*** Opening Task input ***

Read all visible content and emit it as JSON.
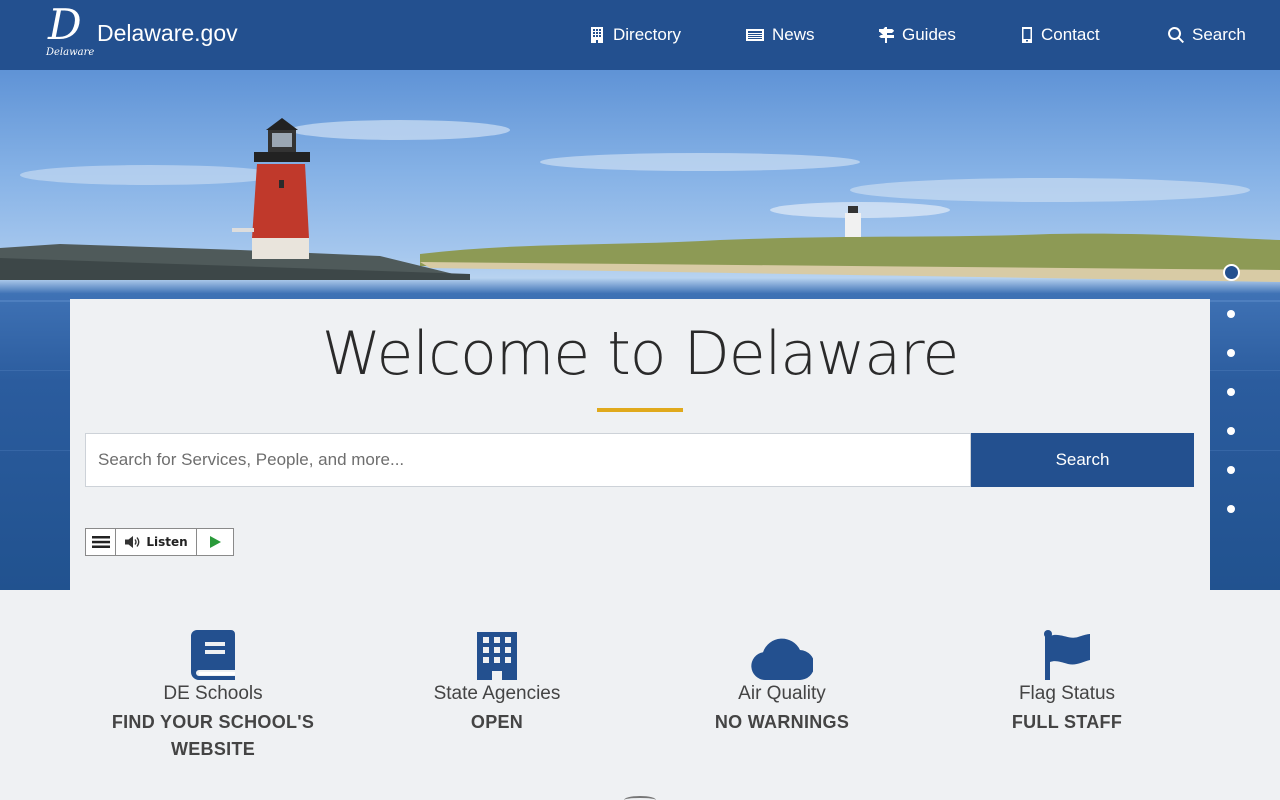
{
  "header": {
    "logo_mark": "D",
    "logo_subtext": "Delaware",
    "site_name": "Delaware.gov",
    "nav": [
      {
        "label": "Directory",
        "icon": "building-icon"
      },
      {
        "label": "News",
        "icon": "newspaper-icon"
      },
      {
        "label": "Guides",
        "icon": "signpost-icon"
      },
      {
        "label": "Contact",
        "icon": "mobile-phone-icon"
      },
      {
        "label": "Search",
        "icon": "search-icon"
      }
    ]
  },
  "hero": {
    "slide_count": 7,
    "active_slide": 1
  },
  "welcome": {
    "title": "Welcome to Delaware",
    "search_placeholder": "Search for Services, People, and more...",
    "search_value": "",
    "search_button": "Search",
    "listen_label": "Listen"
  },
  "tiles": [
    {
      "title": "DE Schools",
      "value": "FIND YOUR SCHOOL'S WEBSITE",
      "icon": "book-icon"
    },
    {
      "title": "State Agencies",
      "value": "OPEN",
      "icon": "building-icon"
    },
    {
      "title": "Air Quality",
      "value": "NO WARNINGS",
      "icon": "cloud-icon"
    },
    {
      "title": "Flag Status",
      "value": "FULL STAFF",
      "icon": "flag-icon"
    }
  ],
  "colors": {
    "brand_blue": "#23508f",
    "accent_gold": "#e0a91b",
    "page_bg": "#eff1f3"
  }
}
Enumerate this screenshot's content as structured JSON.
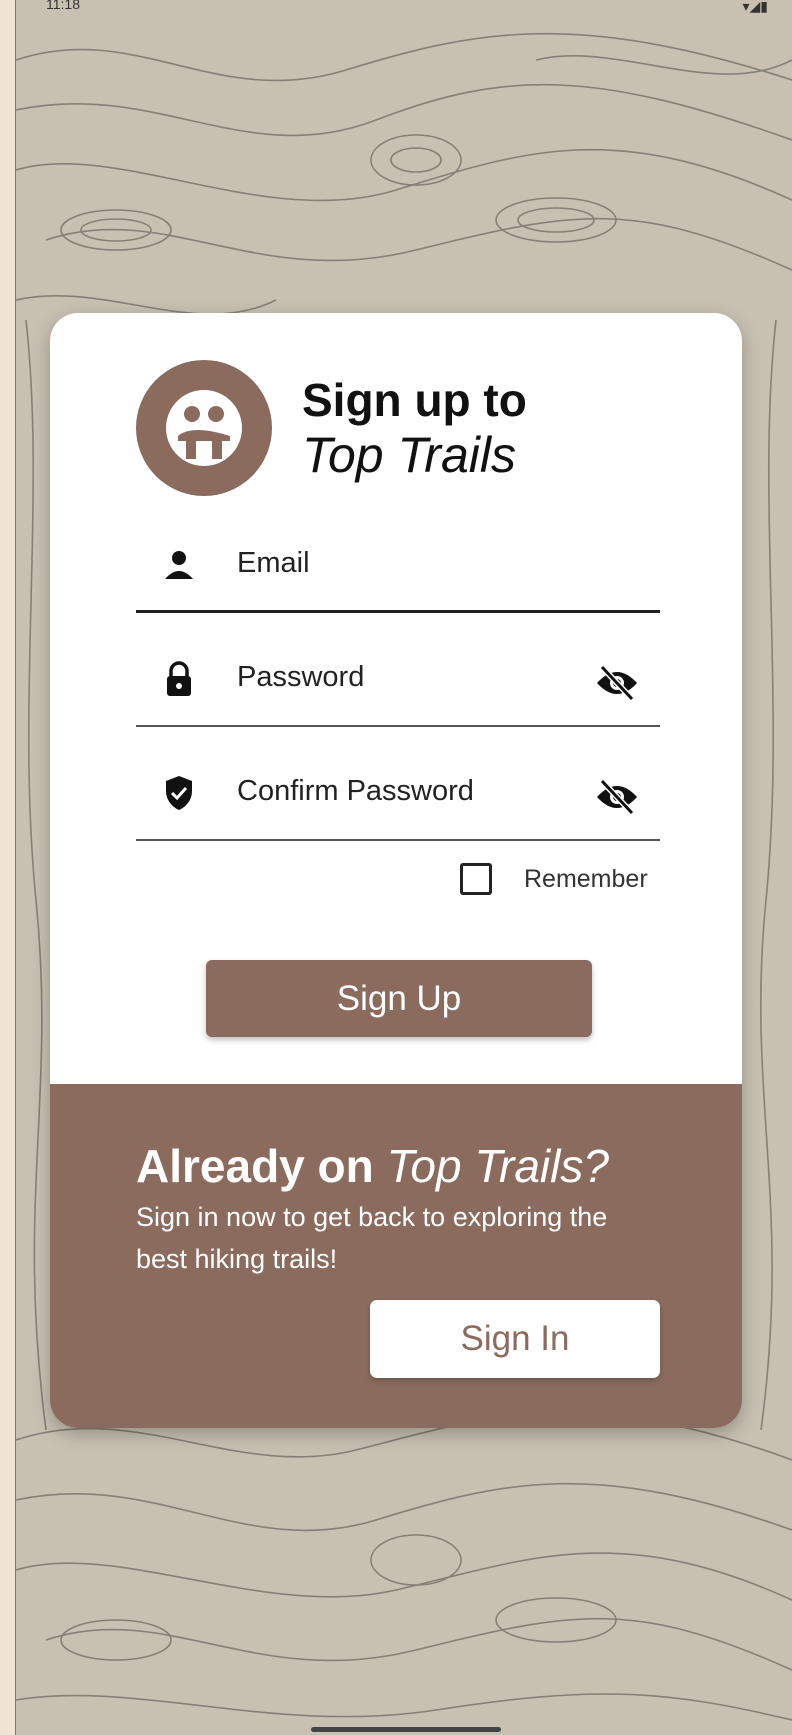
{
  "status_bar": {
    "time": "11:18"
  },
  "header": {
    "title_line1": "Sign up to",
    "title_line2": "Top Trails"
  },
  "form": {
    "email_placeholder": "Email",
    "password_placeholder": "Password",
    "confirm_placeholder": "Confirm Password",
    "remember_label": "Remember",
    "signup_label": "Sign Up"
  },
  "footer": {
    "already_bold": "Already on",
    "already_italic": "Top Trails?",
    "subtitle": "Sign in now to get back to exploring the best hiking trails!",
    "signin_label": "Sign In"
  },
  "colors": {
    "brand": "#8b6b5d",
    "map_bg": "#c8c1b2",
    "outer_bg": "#efe3d2"
  },
  "icons": [
    "hiker-logo-icon",
    "person-icon",
    "lock-icon",
    "shield-check-icon",
    "eye-off-icon"
  ]
}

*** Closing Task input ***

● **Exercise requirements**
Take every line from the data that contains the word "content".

● **Reply to the exercise**
Read all visible content and emit it as JSON.
Enumerate this screenshot's content as structured JSON.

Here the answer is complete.